- ACTION ITEM
Write out the listing below without alteration, omitting its pictures.
- Opening Delimiter -
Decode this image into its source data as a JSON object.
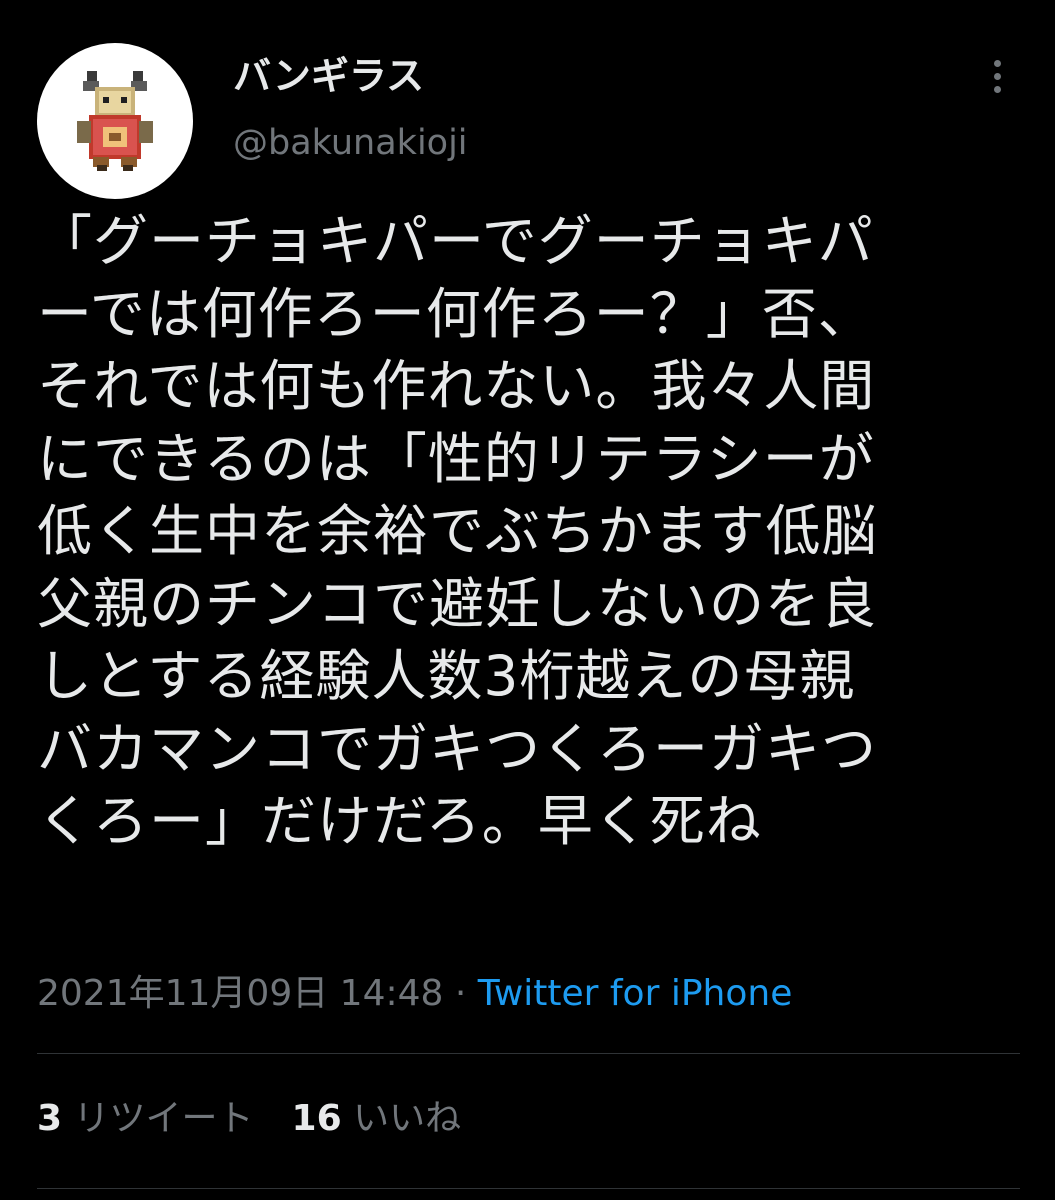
{
  "author": {
    "display_name": "バンギラス",
    "handle": "@bakunakioji",
    "avatar_icon": "pokemon-sprite-avatar"
  },
  "menu": {
    "more_icon": "more-vertical-icon"
  },
  "tweet": {
    "lines": [
      "「グーチョキパーでグーチョキパ",
      "ーでは何作ろー何作ろー？」否、",
      "それでは何も作れない。我々人間",
      "にできるのは「性的リテラシーが",
      "低く生中を余裕でぶちかます低脳",
      "父親のチンコで避妊しないのを良",
      "しとする経験人数3桁越えの母親",
      "バカマンコでガキつくろーガキつ",
      "くろー」だけだろ。早く死ね"
    ]
  },
  "meta": {
    "timestamp": "2021年11月09日 14:48",
    "separator": " · ",
    "source": "Twitter for iPhone"
  },
  "stats": {
    "retweets_count": "3",
    "retweets_label": "リツイート",
    "likes_count": "16",
    "likes_label": "いいね"
  },
  "colors": {
    "background": "#000000",
    "text": "#e7e9ea",
    "secondary": "#71767b",
    "link": "#1d9bf0",
    "divider": "#2f3336"
  }
}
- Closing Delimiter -
- ANSWER BOX
Decode this image into its source data as a JSON object.
{
  "author": {
    "display_name": "バンギラス",
    "handle": "@bakunakioji",
    "avatar_icon": "pokemon-sprite-avatar"
  },
  "menu": {
    "more_icon": "more-vertical-icon"
  },
  "tweet": {
    "lines": [
      "「グーチョキパーでグーチョキパ",
      "ーでは何作ろー何作ろー？」否、",
      "それでは何も作れない。我々人間",
      "にできるのは「性的リテラシーが",
      "低く生中を余裕でぶちかます低脳",
      "父親のチンコで避妊しないのを良",
      "しとする経験人数3桁越えの母親",
      "バカマンコでガキつくろーガキつ",
      "くろー」だけだろ。早く死ね"
    ]
  },
  "meta": {
    "timestamp": "2021年11月09日 14:48",
    "separator": " · ",
    "source": "Twitter for iPhone"
  },
  "stats": {
    "retweets_count": "3",
    "retweets_label": "リツイート",
    "likes_count": "16",
    "likes_label": "いいね"
  },
  "colors": {
    "background": "#000000",
    "text": "#e7e9ea",
    "secondary": "#71767b",
    "link": "#1d9bf0",
    "divider": "#2f3336"
  }
}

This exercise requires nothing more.